The debt burden is unsustainable and it is unclear how the mine can attract new investment under such conditions. The current government’s aversion to nationalisation is not helping, effectively making Mopani a missed opportunity to explore viable alternatives to the dominance of foreign capital in the most strategic sectors of the economy.
Possibilities for change
The Copperbelt vote remains a key factor in Zambian politics, it is the bellwether of the political mood in the country. The former ruling party, Patriotic Front, grew out of the Copperbelt and won the 2011 elections because of it. By contrast, when these regions decided to switch their support to Hichilema in 2021, he won the presidency and took the UPND into power. This shows there is potential for voters to influence the government when it comes to adopting mining policies that favour Zambia’s majority.
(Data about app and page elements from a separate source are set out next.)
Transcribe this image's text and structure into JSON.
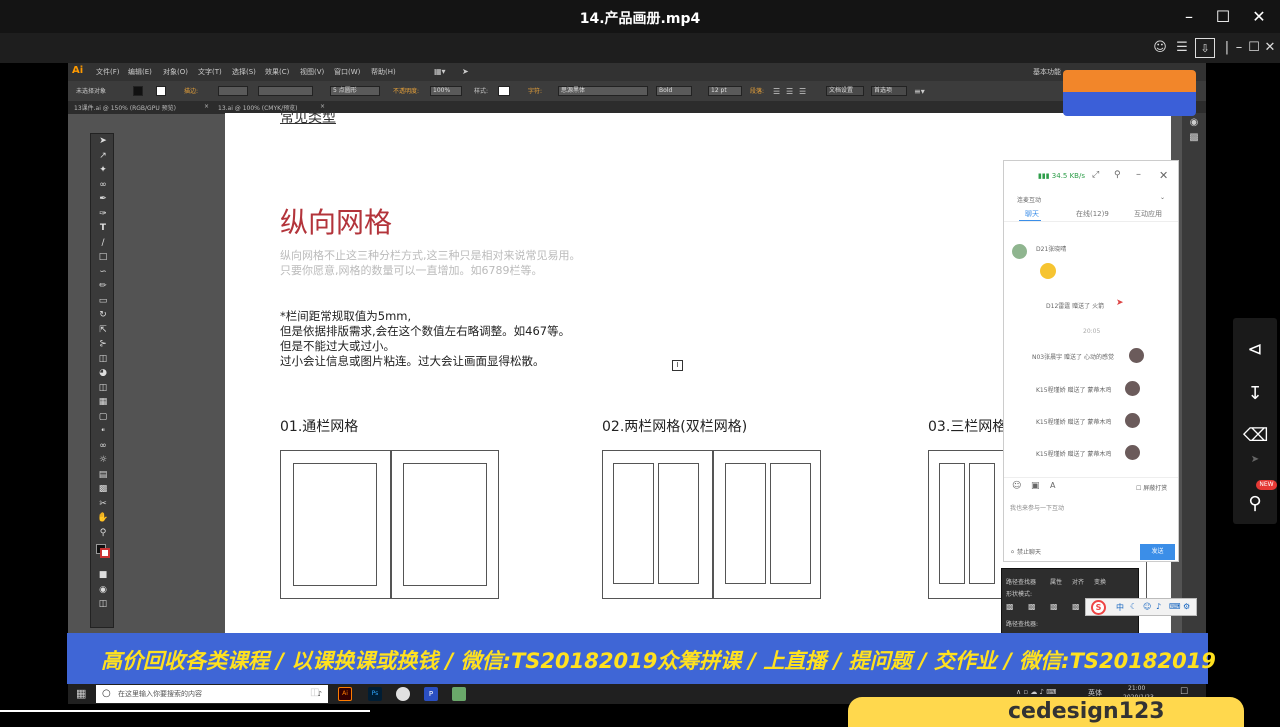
{
  "window": {
    "title": "14.产品画册.mp4"
  },
  "illustrator": {
    "logo": "Ai",
    "menu": [
      "文件(F)",
      "编辑(E)",
      "对象(O)",
      "文字(T)",
      "选择(S)",
      "效果(C)",
      "视图(V)",
      "窗口(W)",
      "帮助(H)"
    ],
    "workspace": "基本功能",
    "control": {
      "no_selection": "未选择对象",
      "stroke_label": "描边:",
      "stroke_type": "5 点圆形",
      "opacity_label": "不透明度:",
      "opacity": "100%",
      "style_label": "样式:",
      "char_label": "字符:",
      "font": "思源黑体",
      "weight": "Bold",
      "size": "12 pt",
      "para_label": "段落:",
      "doc_setup": "文档设置",
      "prefs": "首选项"
    },
    "tabs": [
      "13课件.ai @ 150% (RGB/GPU 预览)",
      "13.ai @ 100% (CMYK/预览)"
    ]
  },
  "artboard": {
    "cut_title": "常见类型",
    "title": "纵向网格",
    "sub": [
      "纵向网格不止这三种分栏方式,这三种只是相对来说常见易用。",
      "只要你愿意,网格的数量可以一直增加。如6789栏等。"
    ],
    "notes": [
      "*栏间距常规取值为5mm,",
      "但是依据排版需求,会在这个数值左右略调整。如467等。",
      "但是不能过大或过小。",
      "过小会让信息或图片粘连。过大会让画面显得松散。"
    ],
    "grids": [
      "01.通栏网格",
      "02.两栏网格(双栏网格)",
      "03.三栏网格"
    ]
  },
  "chat": {
    "speed": "34.5 KB/s",
    "section": "连麦互动",
    "tabs": [
      "聊天",
      "在线(12)9",
      "互动应用"
    ],
    "messages": [
      {
        "user": "D21张晓晴",
        "text": ""
      },
      {
        "user": "",
        "text": "D12雷霆 赠送了 火箭"
      },
      {
        "user": "",
        "text": "20:05"
      },
      {
        "user": "",
        "text": "N03张晨宇 赠送了 心动的感觉"
      },
      {
        "user": "",
        "text": "K15程瑾娇 赠送了 蒙蒂木鸡"
      },
      {
        "user": "",
        "text": "K15程瑾娇 赠送了 蒙蒂木鸡"
      },
      {
        "user": "",
        "text": "K15程瑾娇 赠送了 蒙蒂木鸡"
      }
    ],
    "input_placeholder": "我也来参与一下互动",
    "screen_lock": "屏蔽打赏",
    "mute": "禁止聊天",
    "send": "发送"
  },
  "layers_panel": {
    "tabs": [
      "路径查找器",
      "属性",
      "对齐",
      "变换"
    ],
    "shape_modes": "形状模式:",
    "pathfinder": "路径查找器:"
  },
  "ime": {
    "text": "中"
  },
  "banner": {
    "left": "高价回收各类课程 / 以课换课或换钱 / 微信:TS20182019",
    "right": "众筹拼课 / 上直播 / 提问题 / 交作业 / 微信:TS20182019"
  },
  "taskbar": {
    "search_placeholder": "在这里输入你要搜索的内容",
    "time": "21:00",
    "date": "2020/1/23",
    "lang": "英体"
  },
  "side": {
    "new_badge": "NEW"
  },
  "watermark": {
    "text": "cedesign123"
  },
  "colors": {
    "accent_red": "#b3343b",
    "banner_blue": "#3f66d6",
    "banner_text": "#ffe11f",
    "chat_send": "#3b8ee8"
  }
}
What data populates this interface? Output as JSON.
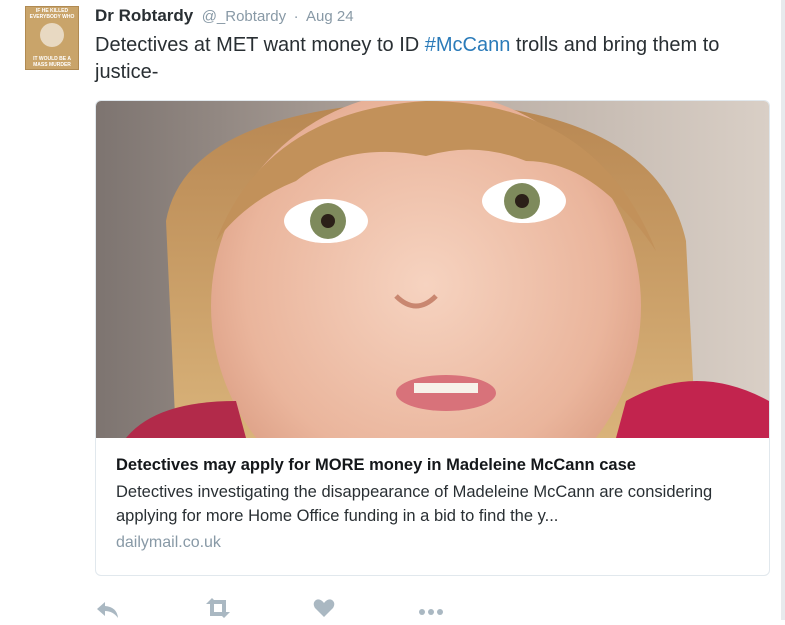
{
  "tweet": {
    "author_name": "Dr Robtardy",
    "handle": "@_Robtardy",
    "separator": "·",
    "time": "Aug 24",
    "text_before": "Detectives at MET want money to ID ",
    "hashtag": "#McCann",
    "text_after": " trolls and bring them to justice-"
  },
  "avatar": {
    "caption_top": "IF HE KILLED EVERYBODY WHO HATES YOU",
    "caption_bottom": "IT WOULD BE A MASS MURDER"
  },
  "card": {
    "title": "Detectives may apply for MORE money in Madeleine McCann case",
    "description": "Detectives investigating the disappearance of Madeleine McCann are considering applying for more Home Office funding in a bid to find the y...",
    "domain": "dailymail.co.uk"
  },
  "actions": {
    "icons": [
      "reply-icon",
      "retweet-icon",
      "like-icon",
      "more-icon"
    ]
  },
  "colors": {
    "link": "#2b7bb9",
    "muted": "#8899a6",
    "text": "#292f33",
    "border": "#e1e8ed"
  }
}
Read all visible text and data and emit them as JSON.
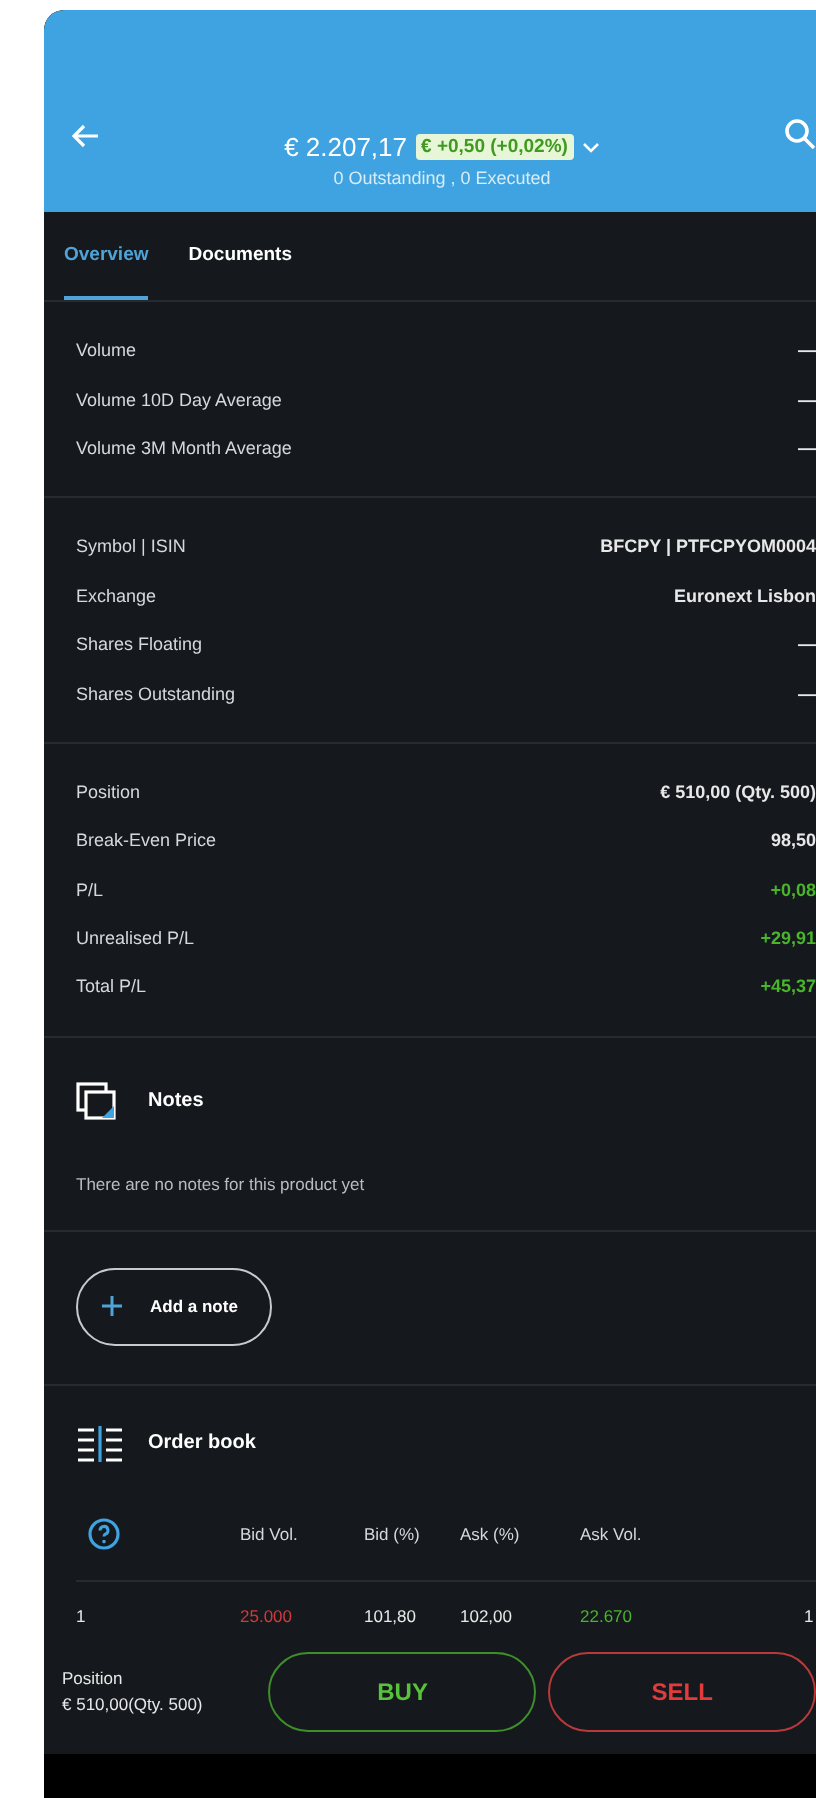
{
  "header": {
    "price": "€ 2.207,17",
    "change": "€ +0,50 (+0,02%)",
    "orders": "0 Outstanding , 0 Executed"
  },
  "tabs": [
    {
      "label": "Overview",
      "selected": true
    },
    {
      "label": "Documents",
      "selected": false
    }
  ],
  "sections": [
    {
      "rows": [
        {
          "label": "Volume",
          "value": "—",
          "kind": "neutral"
        },
        {
          "label": "Volume 10D Day Average",
          "value": "—",
          "kind": "neutral"
        },
        {
          "label": "Volume 3M Month Average",
          "value": "—",
          "kind": "neutral"
        }
      ]
    },
    {
      "rows": [
        {
          "label": "Symbol | ISIN",
          "value": "BFCPY | PTFCPYOM0004",
          "kind": "neutral"
        },
        {
          "label": "Exchange",
          "value": "Euronext Lisbon",
          "kind": "neutral"
        },
        {
          "label": "Shares Floating",
          "value": "—",
          "kind": "neutral"
        },
        {
          "label": "Shares Outstanding",
          "value": "—",
          "kind": "neutral"
        }
      ]
    },
    {
      "rows": [
        {
          "label": "Position",
          "value": "€ 510,00 (Qty. 500)",
          "kind": "neutral"
        },
        {
          "label": "Break-Even Price",
          "value": "98,50",
          "kind": "neutral"
        },
        {
          "label": "P/L",
          "value": "+0,08",
          "kind": "positive"
        },
        {
          "label": "Unrealised P/L",
          "value": "+29,91",
          "kind": "positive"
        },
        {
          "label": "Total P/L",
          "value": "+45,37",
          "kind": "positive"
        }
      ]
    }
  ],
  "notes": {
    "title": "Notes",
    "empty_text": "There are no notes for this product yet",
    "add_button": "Add a note"
  },
  "order_book": {
    "title": "Order book",
    "columns": [
      "",
      "Bid Vol.",
      "Bid (%)",
      "Ask (%)",
      "Ask Vol."
    ],
    "rows": [
      {
        "cells": [
          "1",
          "25.000",
          "101,80",
          "102,00",
          "22.670",
          "1"
        ]
      }
    ]
  },
  "footer": {
    "position_label": "Position",
    "position_value": "€ 510,00(Qty. 500)",
    "buttons": [
      {
        "label": "BUY",
        "kind": "buy"
      },
      {
        "label": "SELL",
        "kind": "sell"
      }
    ]
  }
}
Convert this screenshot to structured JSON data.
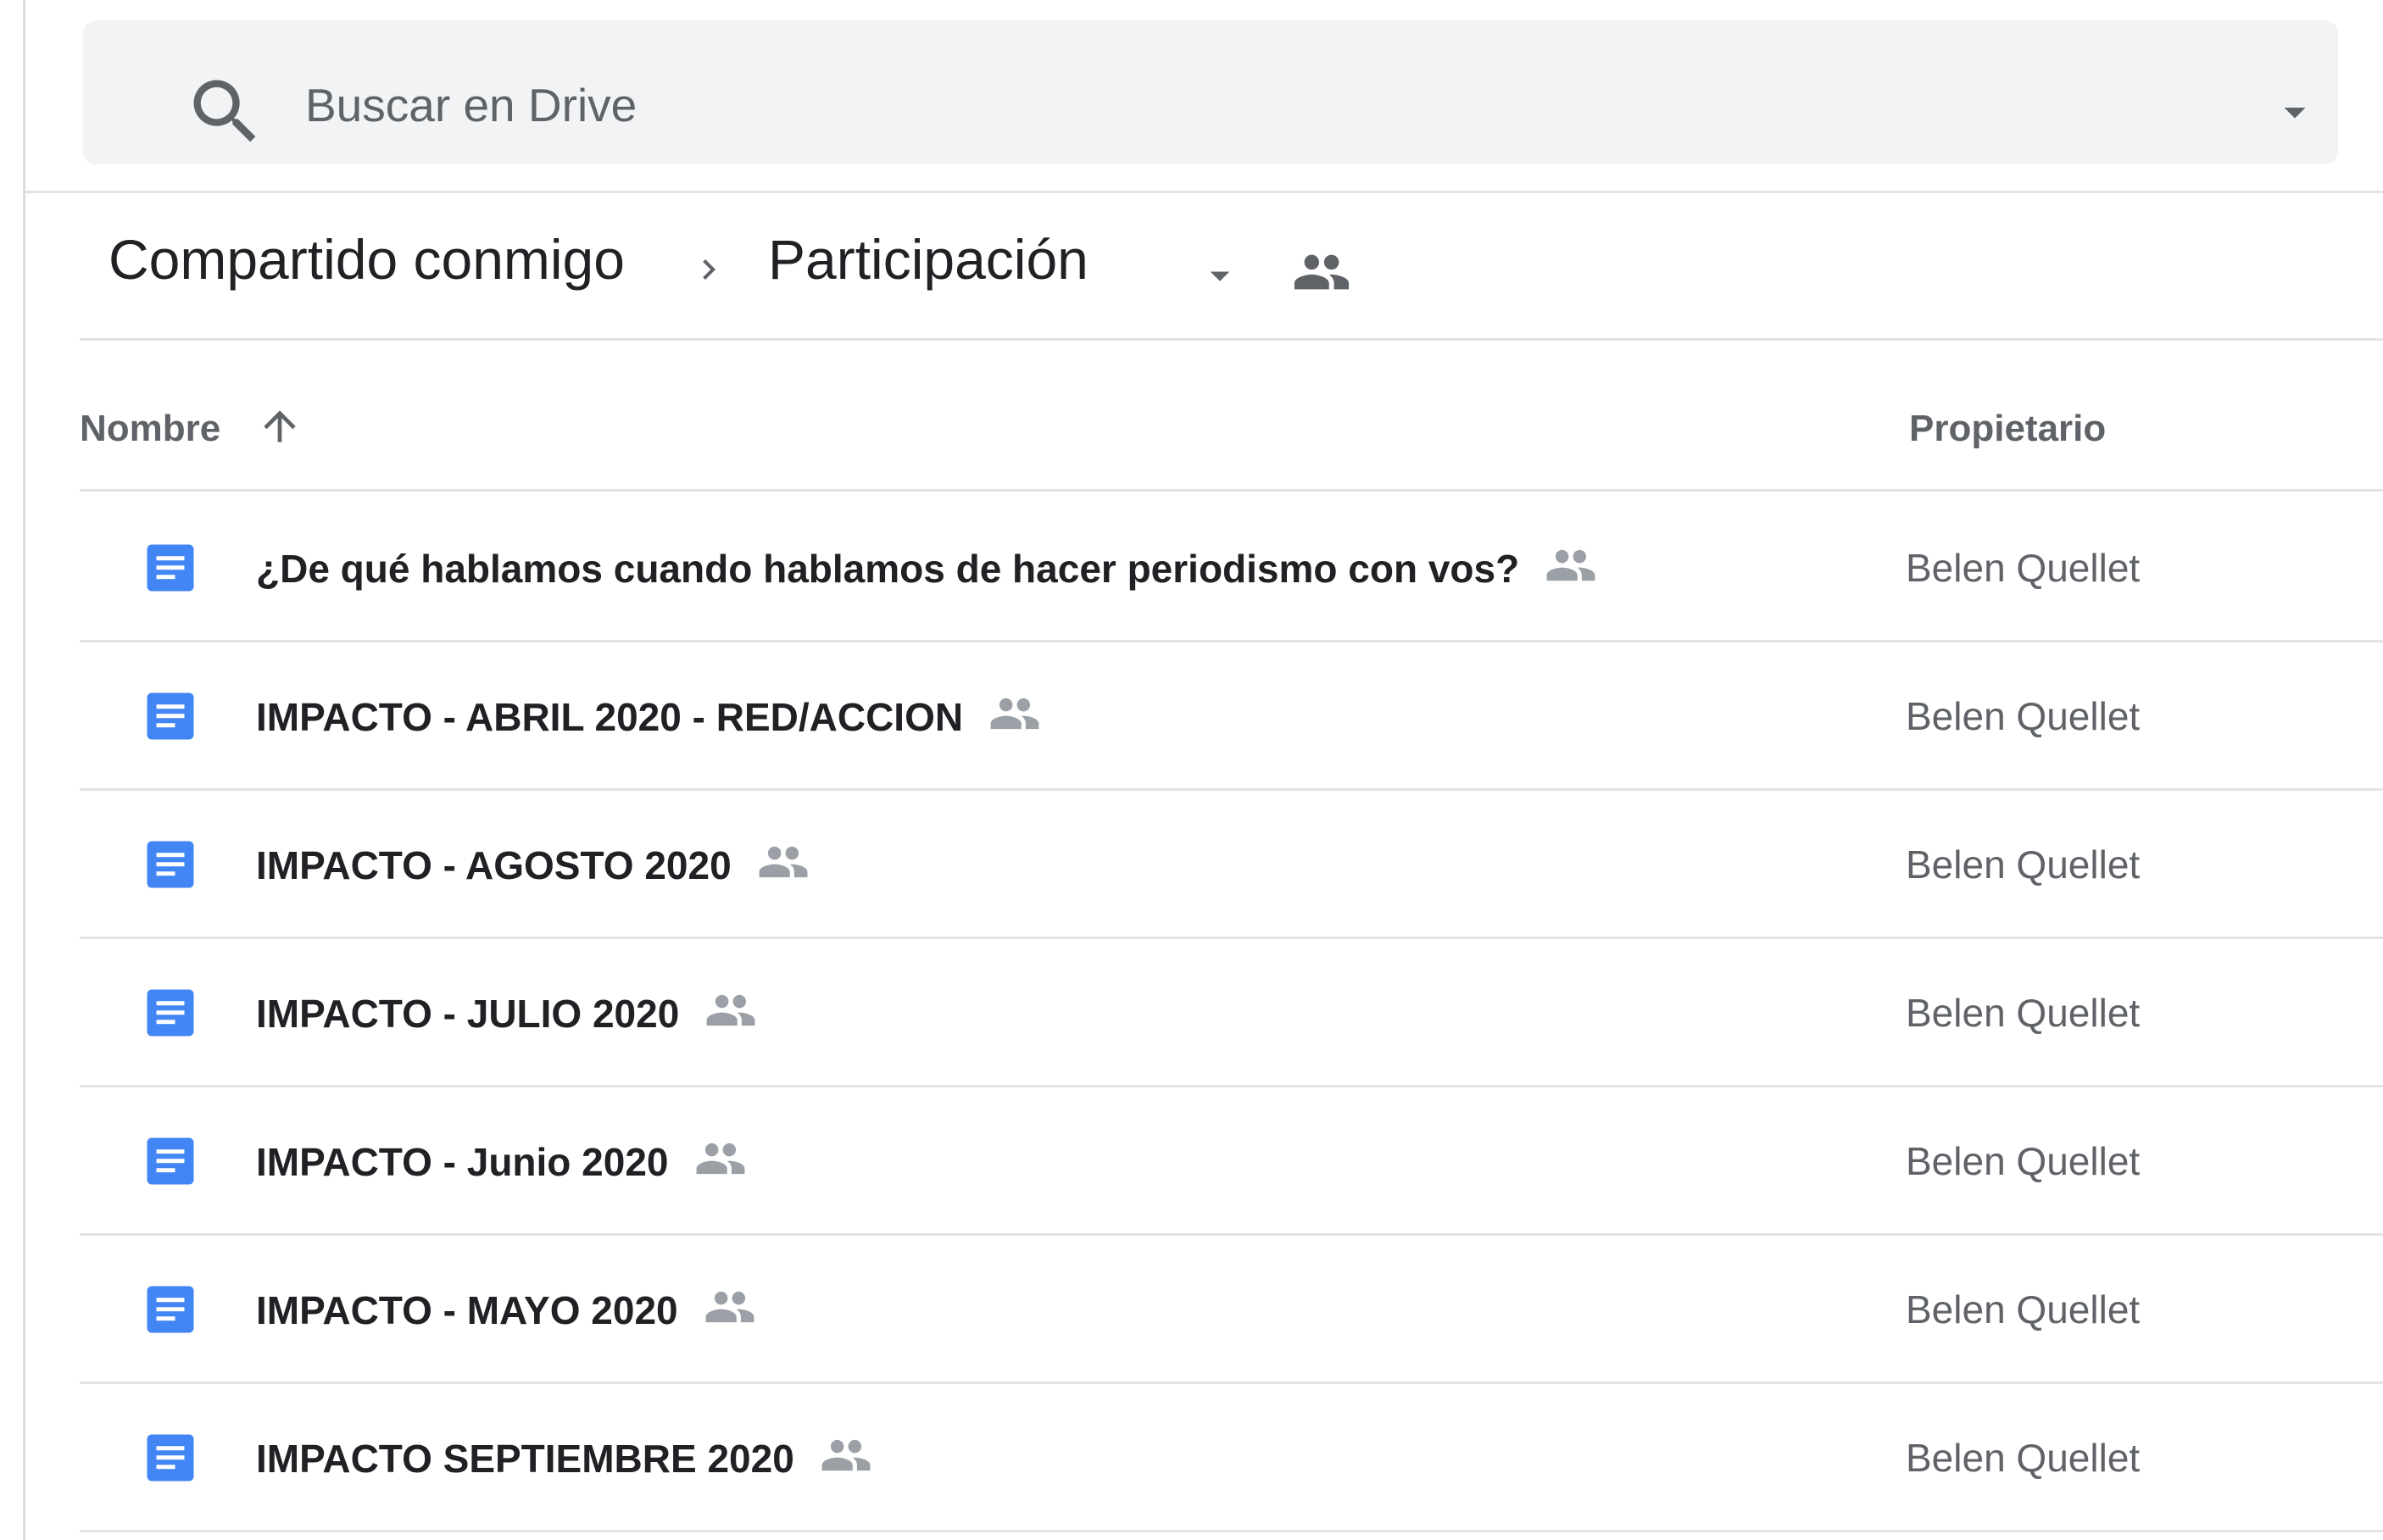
{
  "search": {
    "placeholder": "Buscar en Drive",
    "value": "",
    "icon": "search-icon",
    "options_icon": "arrow-drop-down-icon"
  },
  "breadcrumb": {
    "root": "Compartido conmigo",
    "separator_icon": "chevron-right-icon",
    "current": "Participación",
    "dropdown_icon": "arrow-drop-down-icon",
    "shared_icon": "people-icon"
  },
  "columns": {
    "name": "Nombre",
    "sort_icon": "arrow-up-icon",
    "owner": "Propietario"
  },
  "files": [
    {
      "name": "¿De qué hablamos cuando hablamos de hacer periodismo con vos?",
      "owner": "Belen Quellet",
      "type": "google-doc",
      "shared": true
    },
    {
      "name": "IMPACTO - ABRIL 2020 - RED/ACCION",
      "owner": "Belen Quellet",
      "type": "google-doc",
      "shared": true
    },
    {
      "name": "IMPACTO - AGOSTO 2020",
      "owner": "Belen Quellet",
      "type": "google-doc",
      "shared": true
    },
    {
      "name": "IMPACTO - JULIO 2020",
      "owner": "Belen Quellet",
      "type": "google-doc",
      "shared": true
    },
    {
      "name": "IMPACTO - Junio 2020",
      "owner": "Belen Quellet",
      "type": "google-doc",
      "shared": true
    },
    {
      "name": "IMPACTO - MAYO 2020",
      "owner": "Belen Quellet",
      "type": "google-doc",
      "shared": true
    },
    {
      "name": "IMPACTO SEPTIEMBRE 2020",
      "owner": "Belen Quellet",
      "type": "google-doc",
      "shared": true
    }
  ],
  "colors": {
    "doc_blue": "#4285f4",
    "text_primary": "#202124",
    "text_secondary": "#5f6368",
    "divider": "#e3e3e3",
    "search_bg": "#f1f3f4"
  }
}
If change is to take place, however, there needs to be a more widespread understanding among the public of the strategic economic position of the country’s mines and the pitfalls of foreign ownership in a context of weak regulatory frameworks and limited state intervention. Allegations of politicians – both those in power and those in opposition – colluding with foreign mining companies must be taken seriously and properly investigated.
More generally, Zambia’s citizens must have the confidence, via the ballot box and other democratic means, to hold the government accountable. The unions also have an important role to play in supporting popular articulation of mining-related issues. Only then can the democratic deficit currently in painful evidence be closed.
James Musonda is Senior Researcher in Energy Policy at the Institute for Economic Justice, Johannesburg. He holds a PhD in Politics and Social Sciences from University of Liège, Belgium. His doctoral work is an ethnography of mining communities on the Zambian Copperbelt. He won the 2021 Terence Ranger Prize for the academic article “Modernity on credit: the experience of underground miners on the Zambian Copperbelt”. James is a former trade unionist and continues to be an advocate for social justice in Zambia and beyond.
The views expressed in this article are those of the author and do not necessarily reflect Democracy in Action’s editorial stance, or the position of the Institute for Economic Justice or any other institution or association.